Good afternoon = Buenas tardes (3pm- around 9/10pm)
Good evening = Buenas noches (onwards)

Andalucía accent:

The accents and slang of the UK will widely differ from formal, ‘proper’ English taught in foreign schools.  Similarly, the Andalucía accent, from what I’ve heard, is a much more relaxed version of the ‘school-taught’ Spanish with shortened words and strong accents (e.g. you can’t tell the difference between a ‘b’ and a ‘v’ in speech).   This is what I’m trying to adapt to.  That and the speed of naturally spoken Spanish!

Roads and traffic lights:

Generally, a little confusing.  Not as strict or structured as the UK but certainly not the challenge faced in countries like India.  Though they do like to use their horns here, a lot.

The view.

Here are just a few observations about Spain that I’m adapting to – things to bear in mind if you are in Spain.

Though generally, what a brilliant lifestyle here!  I’m sitting in my flat, my windows well open.  They look out onto the streets of the ‘old town’ in Estepona, which has been buzzing all day, full of tourists and locals.  Especially at this time, the siesta, when the smell of food is wafting in.  Lovely!

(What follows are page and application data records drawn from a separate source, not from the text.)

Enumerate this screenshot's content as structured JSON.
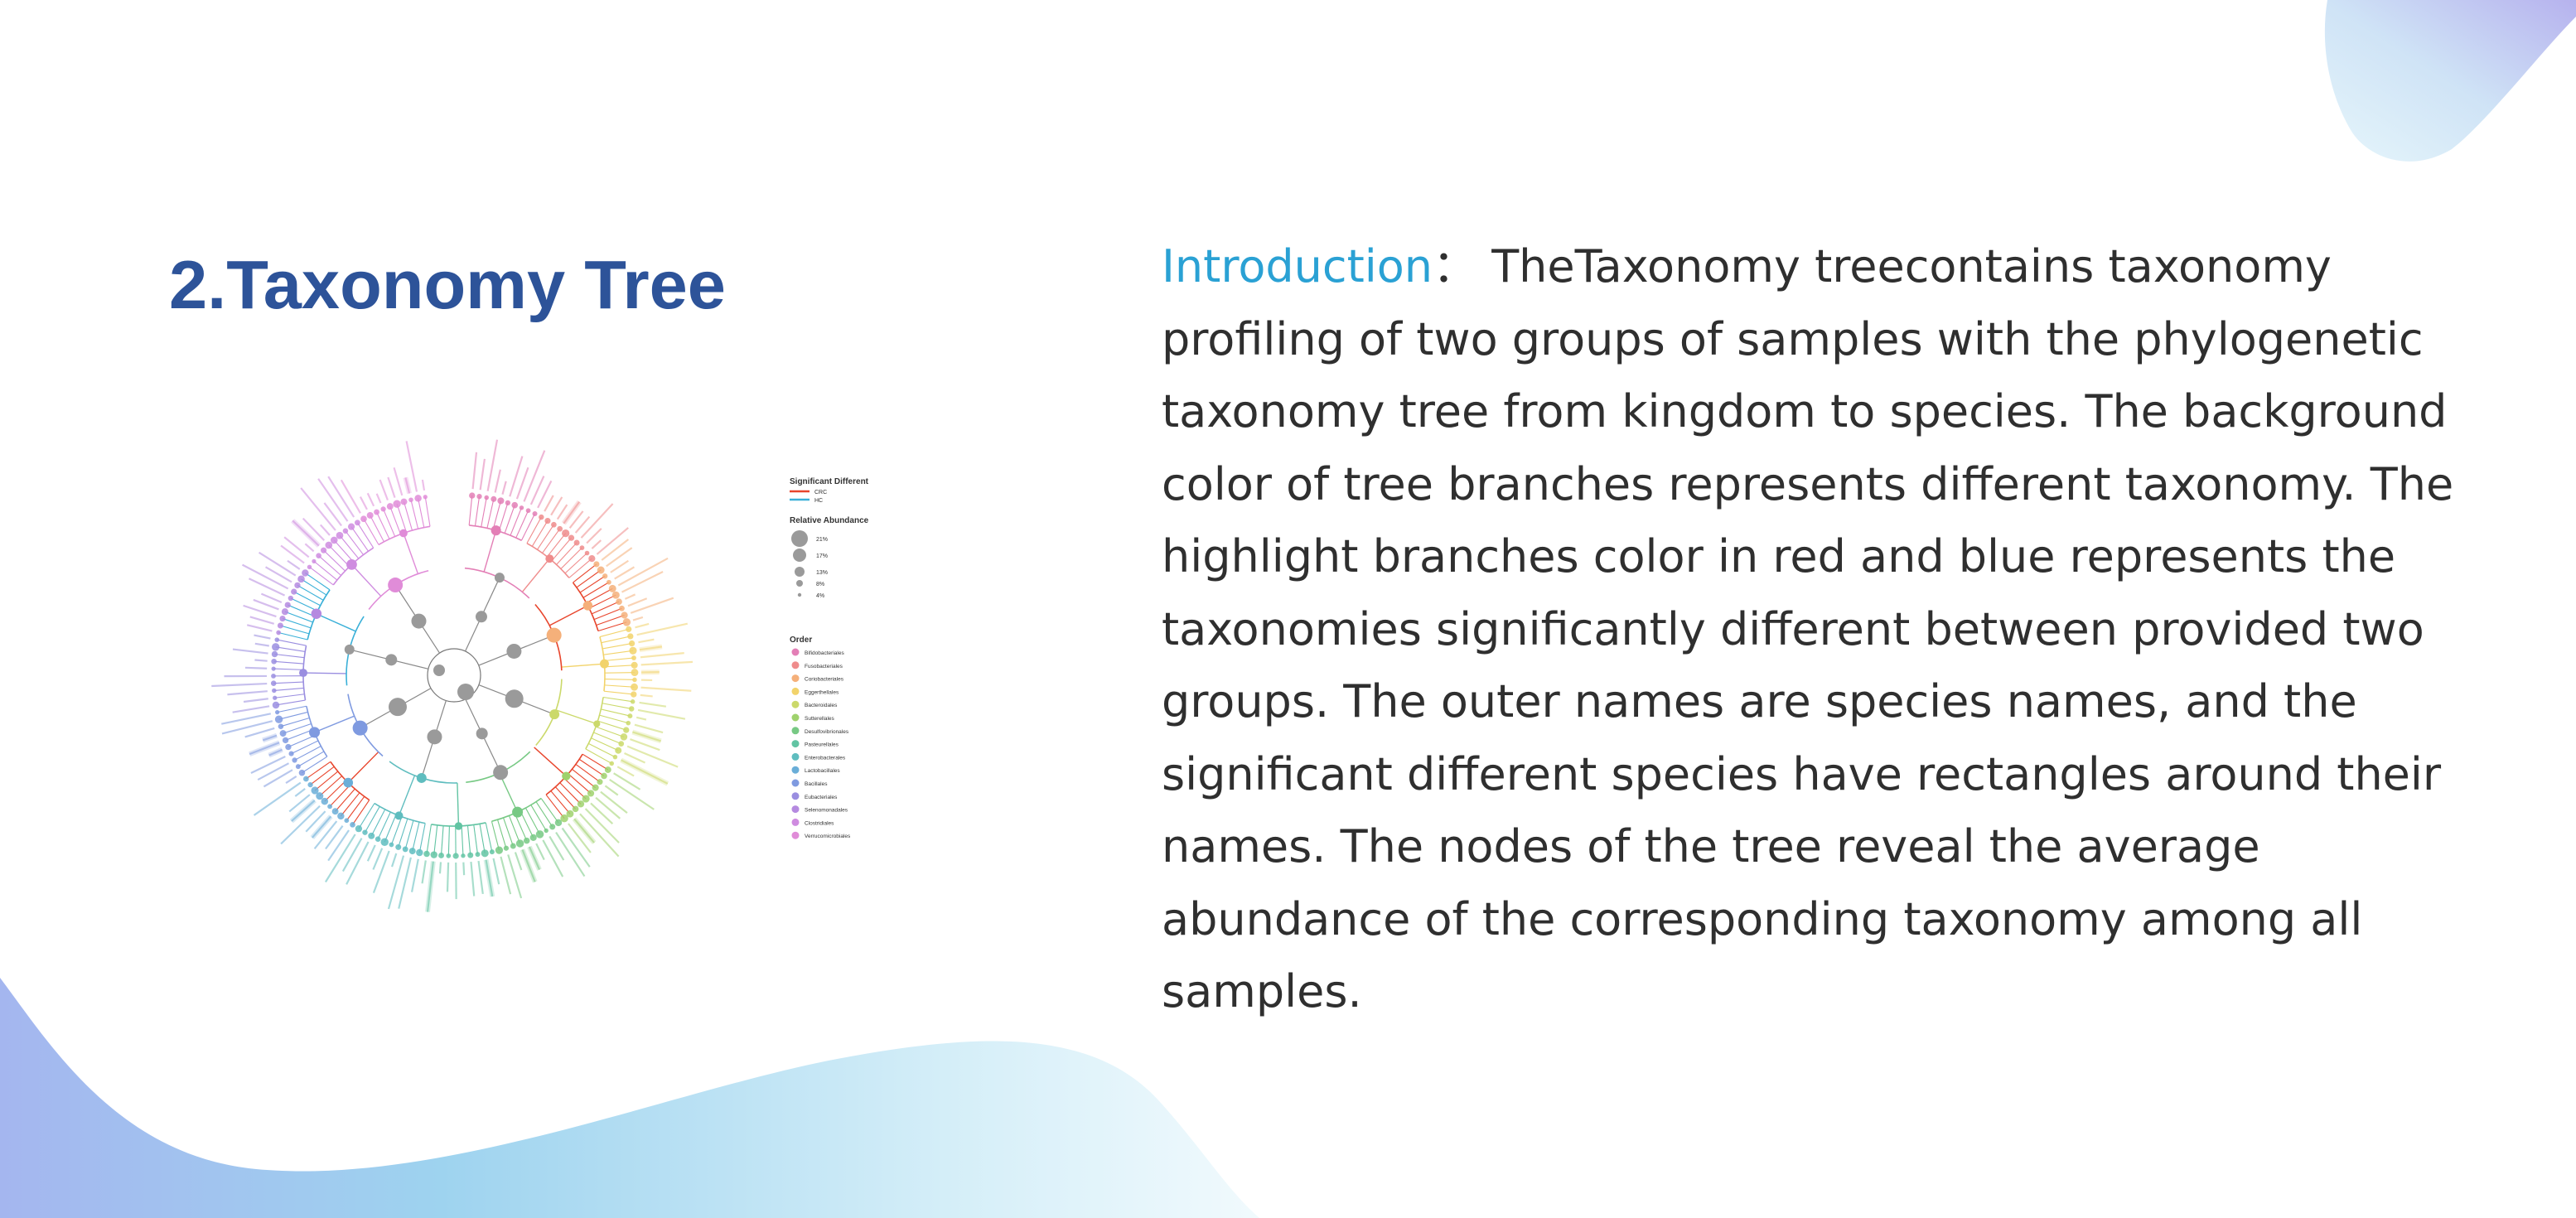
{
  "slide": {
    "title": "2.Taxonomy Tree",
    "intro_label": "Introduction",
    "intro_colon": "：",
    "intro_text": "TheTaxonomy treecontains taxonomy profiling of two groups of samples with the phylogenetic taxonomy tree from kingdom to species. The background color of tree branches represents different taxonomy. The highlight branches color in red and blue represents the taxonomies significantly different between provided two groups. The outer names are species names, and the significant different species have rectangles around their names. The nodes of the tree reveal the average abundance of the corresponding taxonomy among all samples."
  },
  "colors": {
    "title": "#2d5399",
    "intro_label": "#2aa1d4",
    "body_text": "#2f2f2f",
    "significant_red": "#e8452c",
    "significant_blue": "#3ab0d8",
    "node_gray": "#9a9a9a"
  },
  "figure": {
    "legend": {
      "significant_title": "Significant Different",
      "significant_items": [
        {
          "label": "CRC",
          "color": "#e8452c"
        },
        {
          "label": "HC",
          "color": "#3ab0d8"
        }
      ],
      "abundance_title": "Relative Abundance",
      "abundance_items": [
        "21%",
        "17%",
        "13%",
        "8%",
        "4%"
      ],
      "order_title": "Order",
      "order_items": [
        {
          "label": "Bifidobacteriales",
          "color": "#e37fb6"
        },
        {
          "label": "Fusobacteriales",
          "color": "#ef8c8c"
        },
        {
          "label": "Coriobacteriales",
          "color": "#f5b07a"
        },
        {
          "label": "Eggerthellales",
          "color": "#f2d36b"
        },
        {
          "label": "Bacteroidales",
          "color": "#cbd96a"
        },
        {
          "label": "Sutterellales",
          "color": "#9fd26d"
        },
        {
          "label": "Desulfovibrionales",
          "color": "#77c984"
        },
        {
          "label": "Pasteurellales",
          "color": "#62c4a3"
        },
        {
          "label": "Enterobacterales",
          "color": "#5fbdbf"
        },
        {
          "label": "Lactobacillales",
          "color": "#6aaed8"
        },
        {
          "label": "Bacillales",
          "color": "#7f9ae0"
        },
        {
          "label": "Eubacteriales",
          "color": "#9a8ee0"
        },
        {
          "label": "Selenomonadales",
          "color": "#b58ae0"
        },
        {
          "label": "Clostridiales",
          "color": "#cf8ce0"
        },
        {
          "label": "Verrucomicrobiales",
          "color": "#e08cd8"
        }
      ]
    }
  }
}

Another point, people look much younger than they are here.  Whether it’s the climate, the way of life or the siestas, they’re certainly doing something right here in Spain.  As my high school Spanish teacher used to say, and a phrase he very much liked to use (shout out to Mr.Gough)

“Que vida más buena que tenemos” – what a good life we have!